[Interface dataset entries]
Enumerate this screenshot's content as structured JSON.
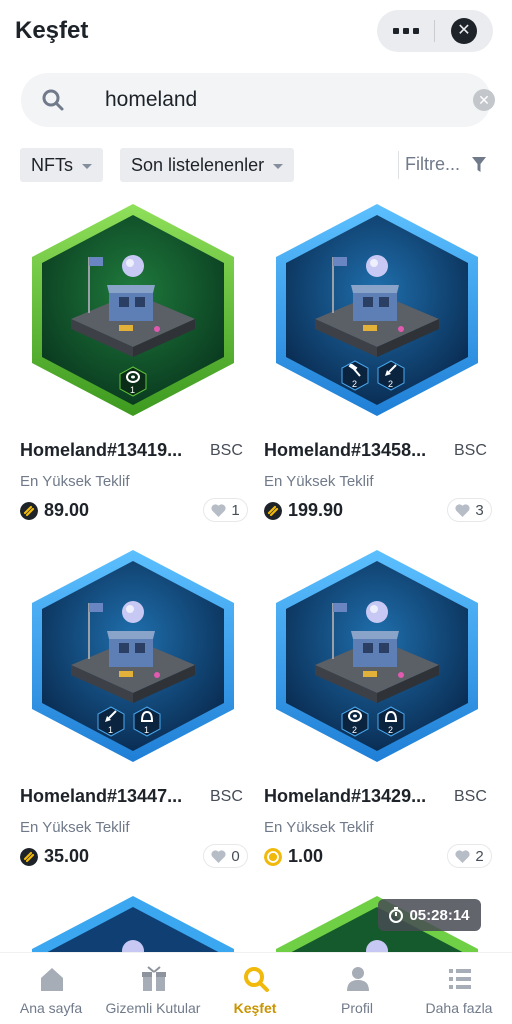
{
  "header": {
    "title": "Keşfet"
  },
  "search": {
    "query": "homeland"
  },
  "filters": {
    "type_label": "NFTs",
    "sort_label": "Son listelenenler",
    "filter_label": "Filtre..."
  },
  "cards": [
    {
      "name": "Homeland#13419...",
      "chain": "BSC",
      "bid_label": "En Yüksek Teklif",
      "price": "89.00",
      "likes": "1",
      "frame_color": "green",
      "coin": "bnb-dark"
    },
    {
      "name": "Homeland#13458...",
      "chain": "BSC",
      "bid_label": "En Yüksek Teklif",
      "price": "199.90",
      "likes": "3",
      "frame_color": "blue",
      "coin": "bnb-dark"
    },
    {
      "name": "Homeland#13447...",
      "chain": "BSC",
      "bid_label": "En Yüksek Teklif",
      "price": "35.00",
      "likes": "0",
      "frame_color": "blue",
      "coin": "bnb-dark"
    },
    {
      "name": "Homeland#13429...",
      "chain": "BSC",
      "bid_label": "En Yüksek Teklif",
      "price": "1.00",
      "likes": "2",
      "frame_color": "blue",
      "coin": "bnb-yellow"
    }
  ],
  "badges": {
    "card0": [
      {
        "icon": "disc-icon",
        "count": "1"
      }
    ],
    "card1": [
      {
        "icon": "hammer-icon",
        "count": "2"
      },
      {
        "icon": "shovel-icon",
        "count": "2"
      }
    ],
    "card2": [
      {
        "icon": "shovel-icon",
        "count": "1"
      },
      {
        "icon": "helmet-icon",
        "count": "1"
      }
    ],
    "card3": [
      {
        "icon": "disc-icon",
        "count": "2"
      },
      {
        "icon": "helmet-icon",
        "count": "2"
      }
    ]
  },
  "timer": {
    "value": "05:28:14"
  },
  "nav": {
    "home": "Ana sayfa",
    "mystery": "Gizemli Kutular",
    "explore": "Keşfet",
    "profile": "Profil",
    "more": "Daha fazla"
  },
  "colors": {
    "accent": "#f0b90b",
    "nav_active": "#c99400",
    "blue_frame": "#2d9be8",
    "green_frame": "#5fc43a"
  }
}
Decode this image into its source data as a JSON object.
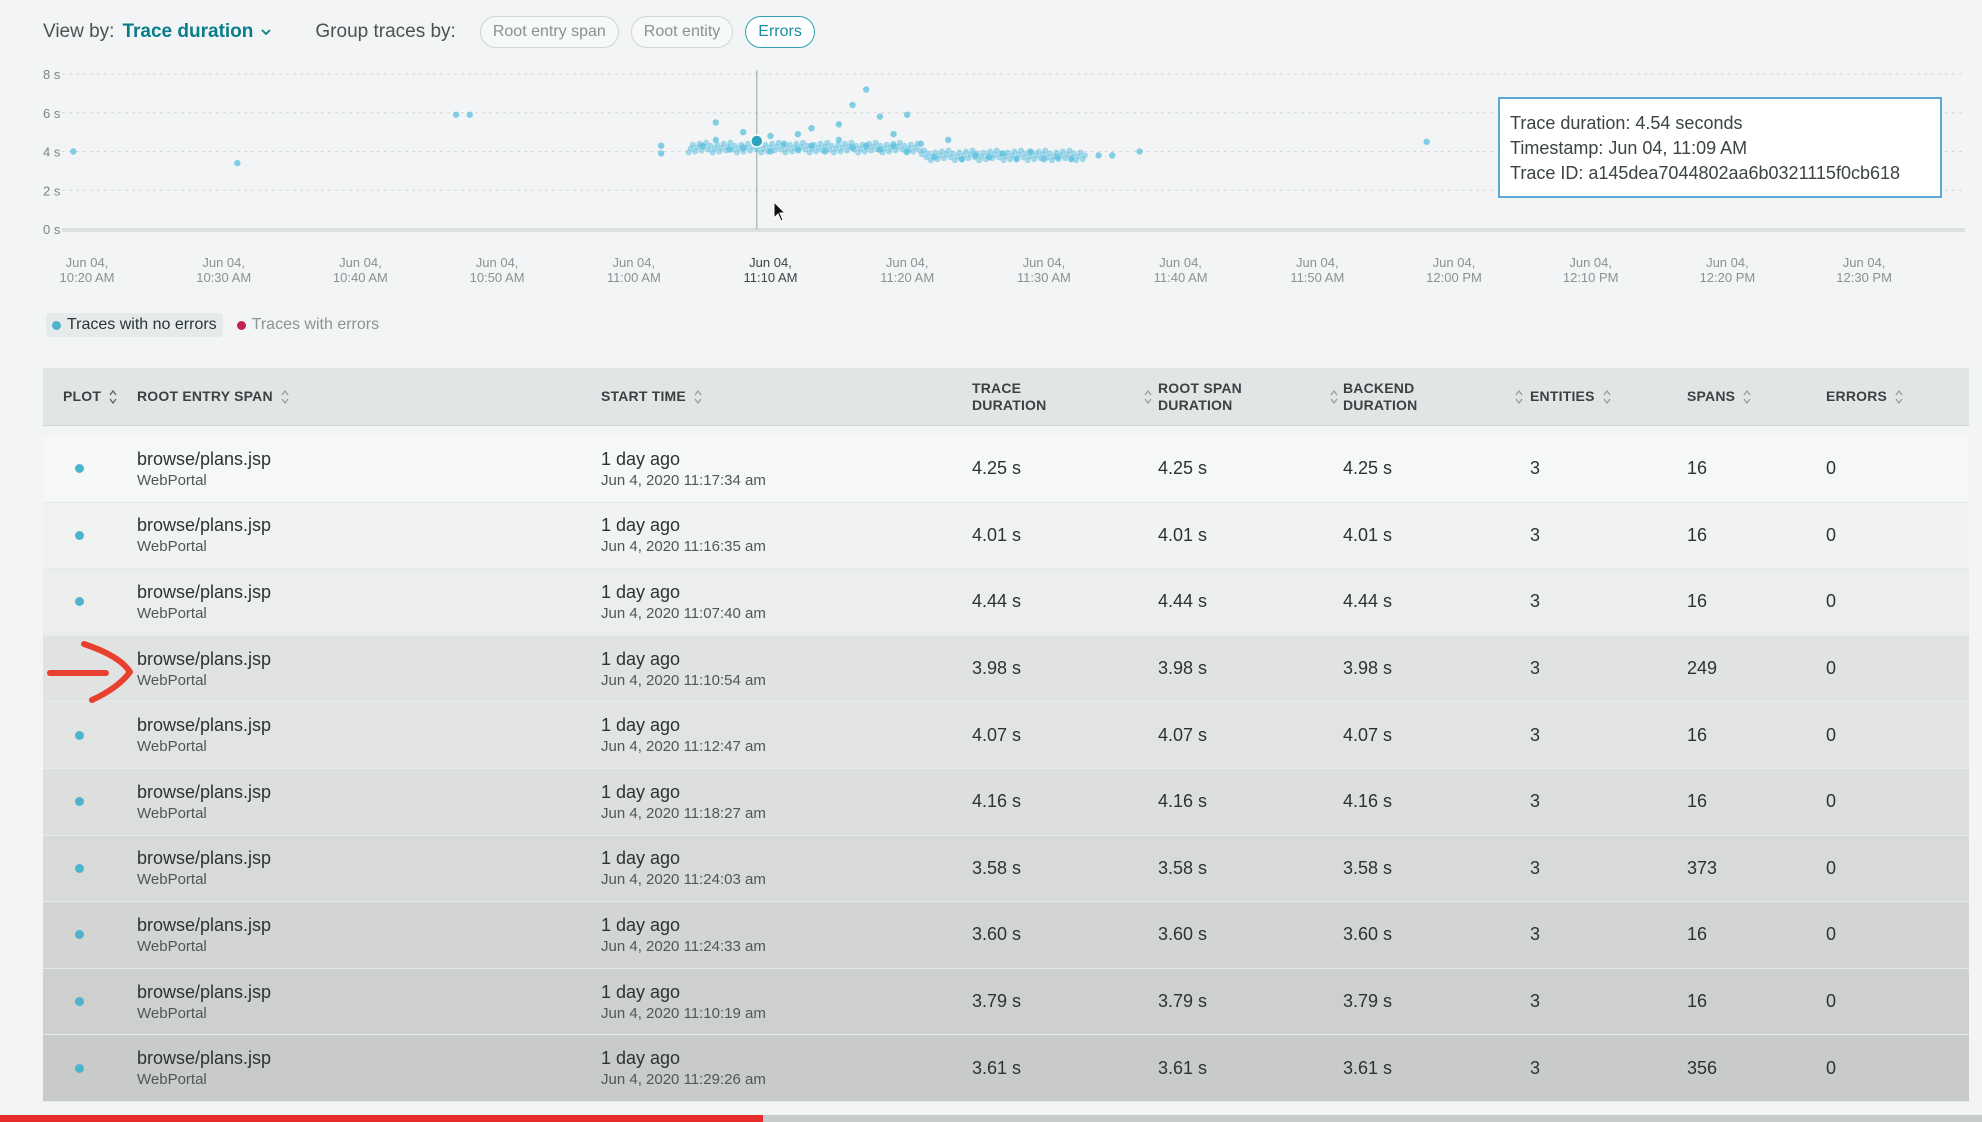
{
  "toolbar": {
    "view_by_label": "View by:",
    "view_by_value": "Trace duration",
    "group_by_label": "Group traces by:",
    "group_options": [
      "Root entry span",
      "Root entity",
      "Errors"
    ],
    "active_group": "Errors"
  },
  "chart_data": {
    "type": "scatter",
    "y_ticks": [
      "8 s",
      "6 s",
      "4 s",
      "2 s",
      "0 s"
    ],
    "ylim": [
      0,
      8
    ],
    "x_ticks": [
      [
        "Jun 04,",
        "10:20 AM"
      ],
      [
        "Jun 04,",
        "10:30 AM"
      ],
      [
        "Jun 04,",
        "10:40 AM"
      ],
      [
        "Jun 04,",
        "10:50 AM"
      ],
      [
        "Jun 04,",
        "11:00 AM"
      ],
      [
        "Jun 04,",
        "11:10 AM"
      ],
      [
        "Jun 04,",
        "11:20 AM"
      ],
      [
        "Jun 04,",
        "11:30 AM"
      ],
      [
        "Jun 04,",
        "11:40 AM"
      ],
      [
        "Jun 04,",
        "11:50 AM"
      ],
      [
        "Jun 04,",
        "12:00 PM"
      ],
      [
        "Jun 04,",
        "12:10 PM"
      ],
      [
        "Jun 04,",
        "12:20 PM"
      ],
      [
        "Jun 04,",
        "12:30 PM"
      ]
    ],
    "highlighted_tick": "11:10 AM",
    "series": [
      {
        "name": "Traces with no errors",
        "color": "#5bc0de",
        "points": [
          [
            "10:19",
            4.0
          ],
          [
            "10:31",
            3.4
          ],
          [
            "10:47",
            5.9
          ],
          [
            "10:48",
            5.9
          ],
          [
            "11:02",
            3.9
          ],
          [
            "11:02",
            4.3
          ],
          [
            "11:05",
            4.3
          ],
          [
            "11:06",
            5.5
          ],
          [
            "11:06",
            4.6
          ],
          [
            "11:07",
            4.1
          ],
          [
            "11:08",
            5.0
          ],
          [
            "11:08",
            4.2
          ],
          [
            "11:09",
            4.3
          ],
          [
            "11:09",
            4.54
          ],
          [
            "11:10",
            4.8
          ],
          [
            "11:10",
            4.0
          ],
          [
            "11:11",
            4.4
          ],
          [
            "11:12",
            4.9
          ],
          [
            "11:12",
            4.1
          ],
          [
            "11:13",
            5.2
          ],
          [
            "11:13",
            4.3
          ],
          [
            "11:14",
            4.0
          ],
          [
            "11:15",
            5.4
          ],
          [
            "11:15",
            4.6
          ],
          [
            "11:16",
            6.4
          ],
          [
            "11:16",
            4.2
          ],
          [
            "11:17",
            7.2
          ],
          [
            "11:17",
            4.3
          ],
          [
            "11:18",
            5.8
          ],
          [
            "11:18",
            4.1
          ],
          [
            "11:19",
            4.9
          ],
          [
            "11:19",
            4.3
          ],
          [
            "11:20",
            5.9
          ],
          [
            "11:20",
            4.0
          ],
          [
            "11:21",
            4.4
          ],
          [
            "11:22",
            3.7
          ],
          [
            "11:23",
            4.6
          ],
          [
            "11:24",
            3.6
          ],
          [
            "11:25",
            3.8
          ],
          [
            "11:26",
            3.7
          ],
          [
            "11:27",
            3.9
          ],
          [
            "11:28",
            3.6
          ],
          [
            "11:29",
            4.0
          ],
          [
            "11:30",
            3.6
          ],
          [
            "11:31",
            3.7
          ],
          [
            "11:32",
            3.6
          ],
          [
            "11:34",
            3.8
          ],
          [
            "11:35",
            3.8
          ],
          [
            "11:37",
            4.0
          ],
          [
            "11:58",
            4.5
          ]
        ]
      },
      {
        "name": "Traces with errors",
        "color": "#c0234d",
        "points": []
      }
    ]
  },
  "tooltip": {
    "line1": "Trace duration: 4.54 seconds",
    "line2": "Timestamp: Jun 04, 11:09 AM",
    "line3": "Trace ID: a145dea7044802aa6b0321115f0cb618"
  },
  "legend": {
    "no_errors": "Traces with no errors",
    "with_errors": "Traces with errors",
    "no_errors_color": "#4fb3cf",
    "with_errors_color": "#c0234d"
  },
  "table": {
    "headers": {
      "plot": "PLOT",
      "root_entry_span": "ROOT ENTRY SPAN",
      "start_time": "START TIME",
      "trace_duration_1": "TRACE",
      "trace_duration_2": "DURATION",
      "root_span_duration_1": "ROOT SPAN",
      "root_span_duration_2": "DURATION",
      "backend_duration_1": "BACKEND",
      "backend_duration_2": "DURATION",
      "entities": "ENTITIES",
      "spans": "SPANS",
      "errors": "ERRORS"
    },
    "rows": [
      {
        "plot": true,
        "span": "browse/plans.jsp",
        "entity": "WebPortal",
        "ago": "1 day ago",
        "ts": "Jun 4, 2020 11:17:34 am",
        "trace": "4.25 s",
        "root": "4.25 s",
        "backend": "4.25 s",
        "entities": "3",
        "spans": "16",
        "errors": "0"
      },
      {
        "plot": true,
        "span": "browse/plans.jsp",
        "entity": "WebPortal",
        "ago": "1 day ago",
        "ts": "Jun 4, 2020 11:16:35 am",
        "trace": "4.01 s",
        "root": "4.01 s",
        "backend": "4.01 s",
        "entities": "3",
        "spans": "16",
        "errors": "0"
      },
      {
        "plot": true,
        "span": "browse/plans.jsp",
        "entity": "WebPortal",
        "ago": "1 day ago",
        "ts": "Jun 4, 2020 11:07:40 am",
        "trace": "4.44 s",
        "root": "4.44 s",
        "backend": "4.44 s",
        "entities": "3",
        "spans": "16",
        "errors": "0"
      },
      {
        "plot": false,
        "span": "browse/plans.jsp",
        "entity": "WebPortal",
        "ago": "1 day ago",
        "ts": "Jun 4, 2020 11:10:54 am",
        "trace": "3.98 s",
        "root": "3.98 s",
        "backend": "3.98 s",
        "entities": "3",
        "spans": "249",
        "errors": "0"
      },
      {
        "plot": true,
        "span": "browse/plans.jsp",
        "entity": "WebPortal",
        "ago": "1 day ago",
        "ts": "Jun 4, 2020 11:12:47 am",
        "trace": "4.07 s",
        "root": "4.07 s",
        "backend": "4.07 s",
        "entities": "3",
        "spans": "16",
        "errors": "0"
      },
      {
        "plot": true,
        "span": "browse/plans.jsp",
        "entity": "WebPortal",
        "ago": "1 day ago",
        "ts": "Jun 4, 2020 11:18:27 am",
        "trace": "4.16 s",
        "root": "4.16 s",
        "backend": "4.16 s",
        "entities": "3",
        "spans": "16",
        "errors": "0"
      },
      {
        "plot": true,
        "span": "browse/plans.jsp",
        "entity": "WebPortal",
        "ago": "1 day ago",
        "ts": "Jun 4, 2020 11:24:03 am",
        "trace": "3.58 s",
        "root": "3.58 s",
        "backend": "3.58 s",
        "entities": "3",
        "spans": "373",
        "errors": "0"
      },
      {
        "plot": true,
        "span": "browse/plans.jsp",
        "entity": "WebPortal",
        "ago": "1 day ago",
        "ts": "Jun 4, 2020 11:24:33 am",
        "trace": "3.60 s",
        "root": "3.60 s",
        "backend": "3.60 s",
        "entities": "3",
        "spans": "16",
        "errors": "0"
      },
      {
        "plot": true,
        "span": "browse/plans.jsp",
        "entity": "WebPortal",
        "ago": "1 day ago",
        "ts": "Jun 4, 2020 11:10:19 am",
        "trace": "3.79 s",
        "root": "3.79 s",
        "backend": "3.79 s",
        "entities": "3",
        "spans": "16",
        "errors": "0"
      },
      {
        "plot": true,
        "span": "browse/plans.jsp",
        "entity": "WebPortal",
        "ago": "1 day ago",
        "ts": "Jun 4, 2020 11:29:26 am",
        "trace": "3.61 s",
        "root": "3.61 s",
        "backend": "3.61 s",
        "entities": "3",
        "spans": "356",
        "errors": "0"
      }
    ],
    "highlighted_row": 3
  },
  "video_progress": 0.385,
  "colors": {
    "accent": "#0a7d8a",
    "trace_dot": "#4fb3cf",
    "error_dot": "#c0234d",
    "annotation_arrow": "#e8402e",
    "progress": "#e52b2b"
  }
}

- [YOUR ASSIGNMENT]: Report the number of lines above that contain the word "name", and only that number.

- [SOLUTION]: 6